## What to work on
From the records below, copy every line that contains the word "manager".

----

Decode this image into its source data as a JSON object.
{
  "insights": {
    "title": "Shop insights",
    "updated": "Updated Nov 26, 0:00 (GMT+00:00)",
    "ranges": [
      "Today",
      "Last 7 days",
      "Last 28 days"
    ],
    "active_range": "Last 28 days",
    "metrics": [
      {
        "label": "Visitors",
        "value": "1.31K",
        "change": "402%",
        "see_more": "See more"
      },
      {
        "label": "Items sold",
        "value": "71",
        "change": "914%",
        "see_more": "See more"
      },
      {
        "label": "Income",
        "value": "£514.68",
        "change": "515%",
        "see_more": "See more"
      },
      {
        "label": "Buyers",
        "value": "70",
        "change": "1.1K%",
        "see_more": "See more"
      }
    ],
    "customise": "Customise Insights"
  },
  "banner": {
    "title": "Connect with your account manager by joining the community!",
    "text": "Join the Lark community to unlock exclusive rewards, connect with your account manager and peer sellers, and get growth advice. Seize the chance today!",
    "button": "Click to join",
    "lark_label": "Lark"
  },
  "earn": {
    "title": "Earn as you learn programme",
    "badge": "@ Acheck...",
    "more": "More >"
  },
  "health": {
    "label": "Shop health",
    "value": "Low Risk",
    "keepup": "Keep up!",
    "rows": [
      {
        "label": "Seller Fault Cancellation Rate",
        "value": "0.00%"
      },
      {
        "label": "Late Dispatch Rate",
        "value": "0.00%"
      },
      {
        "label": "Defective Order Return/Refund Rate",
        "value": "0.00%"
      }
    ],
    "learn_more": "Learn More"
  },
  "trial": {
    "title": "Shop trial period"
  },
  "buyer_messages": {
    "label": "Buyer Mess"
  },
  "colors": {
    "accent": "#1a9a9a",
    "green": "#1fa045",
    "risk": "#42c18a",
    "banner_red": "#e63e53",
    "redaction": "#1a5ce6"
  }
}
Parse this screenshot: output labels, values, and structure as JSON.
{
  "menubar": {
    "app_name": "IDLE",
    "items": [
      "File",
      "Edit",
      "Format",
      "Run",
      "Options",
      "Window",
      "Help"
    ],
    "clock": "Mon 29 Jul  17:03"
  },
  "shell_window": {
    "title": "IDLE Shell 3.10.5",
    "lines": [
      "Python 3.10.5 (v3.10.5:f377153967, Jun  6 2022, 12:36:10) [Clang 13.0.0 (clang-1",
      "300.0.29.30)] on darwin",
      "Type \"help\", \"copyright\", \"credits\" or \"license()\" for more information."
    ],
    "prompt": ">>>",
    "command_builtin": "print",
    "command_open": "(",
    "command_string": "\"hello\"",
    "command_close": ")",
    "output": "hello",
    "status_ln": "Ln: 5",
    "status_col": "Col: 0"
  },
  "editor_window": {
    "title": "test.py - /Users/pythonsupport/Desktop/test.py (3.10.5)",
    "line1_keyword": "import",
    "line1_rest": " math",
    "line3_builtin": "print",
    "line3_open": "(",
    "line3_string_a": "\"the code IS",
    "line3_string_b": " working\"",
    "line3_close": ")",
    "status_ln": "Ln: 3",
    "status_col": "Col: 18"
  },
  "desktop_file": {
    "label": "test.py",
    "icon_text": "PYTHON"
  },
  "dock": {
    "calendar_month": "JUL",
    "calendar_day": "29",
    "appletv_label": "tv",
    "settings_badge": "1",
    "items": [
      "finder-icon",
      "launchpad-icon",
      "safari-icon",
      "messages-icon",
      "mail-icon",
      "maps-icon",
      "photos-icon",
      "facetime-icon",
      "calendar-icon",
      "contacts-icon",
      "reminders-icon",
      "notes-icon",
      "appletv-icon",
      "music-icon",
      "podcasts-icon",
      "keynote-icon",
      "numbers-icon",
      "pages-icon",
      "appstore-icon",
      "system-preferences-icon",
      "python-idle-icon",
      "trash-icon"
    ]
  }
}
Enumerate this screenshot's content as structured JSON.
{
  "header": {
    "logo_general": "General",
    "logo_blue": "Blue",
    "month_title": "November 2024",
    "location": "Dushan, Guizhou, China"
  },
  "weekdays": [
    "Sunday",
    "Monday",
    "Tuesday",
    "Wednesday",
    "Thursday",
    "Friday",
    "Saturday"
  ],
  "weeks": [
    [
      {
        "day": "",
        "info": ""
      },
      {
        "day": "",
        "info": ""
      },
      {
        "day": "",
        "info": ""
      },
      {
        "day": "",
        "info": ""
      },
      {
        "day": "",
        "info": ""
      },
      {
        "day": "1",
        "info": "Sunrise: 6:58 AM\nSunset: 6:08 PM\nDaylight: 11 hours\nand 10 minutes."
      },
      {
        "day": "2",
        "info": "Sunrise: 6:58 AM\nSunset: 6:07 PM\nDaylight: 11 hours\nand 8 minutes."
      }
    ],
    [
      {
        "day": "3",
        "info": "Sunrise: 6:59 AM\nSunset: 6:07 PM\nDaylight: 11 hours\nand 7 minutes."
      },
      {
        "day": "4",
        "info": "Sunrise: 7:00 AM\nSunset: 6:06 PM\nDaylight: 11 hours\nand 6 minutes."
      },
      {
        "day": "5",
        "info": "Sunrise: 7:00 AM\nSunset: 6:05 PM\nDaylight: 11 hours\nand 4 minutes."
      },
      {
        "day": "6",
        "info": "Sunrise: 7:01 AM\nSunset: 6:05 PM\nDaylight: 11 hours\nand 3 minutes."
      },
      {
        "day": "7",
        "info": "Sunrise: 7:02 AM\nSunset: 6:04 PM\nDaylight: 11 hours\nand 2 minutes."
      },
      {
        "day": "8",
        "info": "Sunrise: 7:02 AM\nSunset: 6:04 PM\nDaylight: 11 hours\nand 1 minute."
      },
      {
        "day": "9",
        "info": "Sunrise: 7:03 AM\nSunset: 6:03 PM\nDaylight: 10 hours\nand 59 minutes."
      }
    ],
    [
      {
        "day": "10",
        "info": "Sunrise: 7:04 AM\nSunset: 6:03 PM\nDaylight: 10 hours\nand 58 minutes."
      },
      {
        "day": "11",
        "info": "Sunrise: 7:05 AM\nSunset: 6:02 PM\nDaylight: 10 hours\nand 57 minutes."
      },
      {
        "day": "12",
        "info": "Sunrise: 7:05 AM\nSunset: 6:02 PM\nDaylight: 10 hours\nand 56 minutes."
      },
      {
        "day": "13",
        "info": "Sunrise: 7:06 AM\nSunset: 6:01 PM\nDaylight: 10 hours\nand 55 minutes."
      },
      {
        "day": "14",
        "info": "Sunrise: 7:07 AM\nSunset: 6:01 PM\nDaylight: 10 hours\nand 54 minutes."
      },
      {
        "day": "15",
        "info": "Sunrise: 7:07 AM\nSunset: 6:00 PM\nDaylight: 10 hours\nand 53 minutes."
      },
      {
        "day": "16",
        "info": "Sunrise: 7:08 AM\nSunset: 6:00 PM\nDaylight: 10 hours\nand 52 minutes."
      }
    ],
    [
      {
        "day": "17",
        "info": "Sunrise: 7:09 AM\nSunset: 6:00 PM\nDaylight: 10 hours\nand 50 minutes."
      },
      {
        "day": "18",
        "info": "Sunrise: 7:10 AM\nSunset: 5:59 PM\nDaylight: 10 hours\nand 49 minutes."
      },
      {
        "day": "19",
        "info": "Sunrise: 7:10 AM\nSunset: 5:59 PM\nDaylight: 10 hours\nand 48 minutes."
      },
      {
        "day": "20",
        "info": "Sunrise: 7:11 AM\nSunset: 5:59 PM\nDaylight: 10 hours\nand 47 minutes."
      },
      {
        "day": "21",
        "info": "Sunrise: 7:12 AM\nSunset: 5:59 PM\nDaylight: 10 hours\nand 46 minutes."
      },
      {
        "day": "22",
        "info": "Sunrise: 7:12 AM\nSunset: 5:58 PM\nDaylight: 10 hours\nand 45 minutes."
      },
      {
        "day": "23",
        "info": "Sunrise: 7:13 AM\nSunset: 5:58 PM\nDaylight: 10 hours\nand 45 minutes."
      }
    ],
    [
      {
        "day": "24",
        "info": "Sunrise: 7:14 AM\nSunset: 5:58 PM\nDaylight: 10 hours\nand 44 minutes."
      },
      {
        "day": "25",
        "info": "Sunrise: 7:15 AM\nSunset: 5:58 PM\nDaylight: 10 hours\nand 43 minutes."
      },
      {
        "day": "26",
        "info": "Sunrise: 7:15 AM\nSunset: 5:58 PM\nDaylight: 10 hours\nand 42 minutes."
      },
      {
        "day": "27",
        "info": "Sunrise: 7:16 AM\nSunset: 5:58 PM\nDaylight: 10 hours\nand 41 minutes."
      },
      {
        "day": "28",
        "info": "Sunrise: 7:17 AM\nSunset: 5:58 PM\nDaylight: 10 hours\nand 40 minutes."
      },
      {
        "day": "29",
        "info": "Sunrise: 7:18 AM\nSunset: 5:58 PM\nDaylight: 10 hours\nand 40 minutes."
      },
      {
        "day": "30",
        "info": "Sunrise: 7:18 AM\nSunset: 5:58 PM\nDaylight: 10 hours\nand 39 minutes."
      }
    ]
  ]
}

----

## Written answer
    "title": "Connect with your account manager by joining the community!",
    "text": "Join the Lark community to unlock exclusive rewards, connect with your account manager and peer sellers, and get growth advice. Seize the chance today!",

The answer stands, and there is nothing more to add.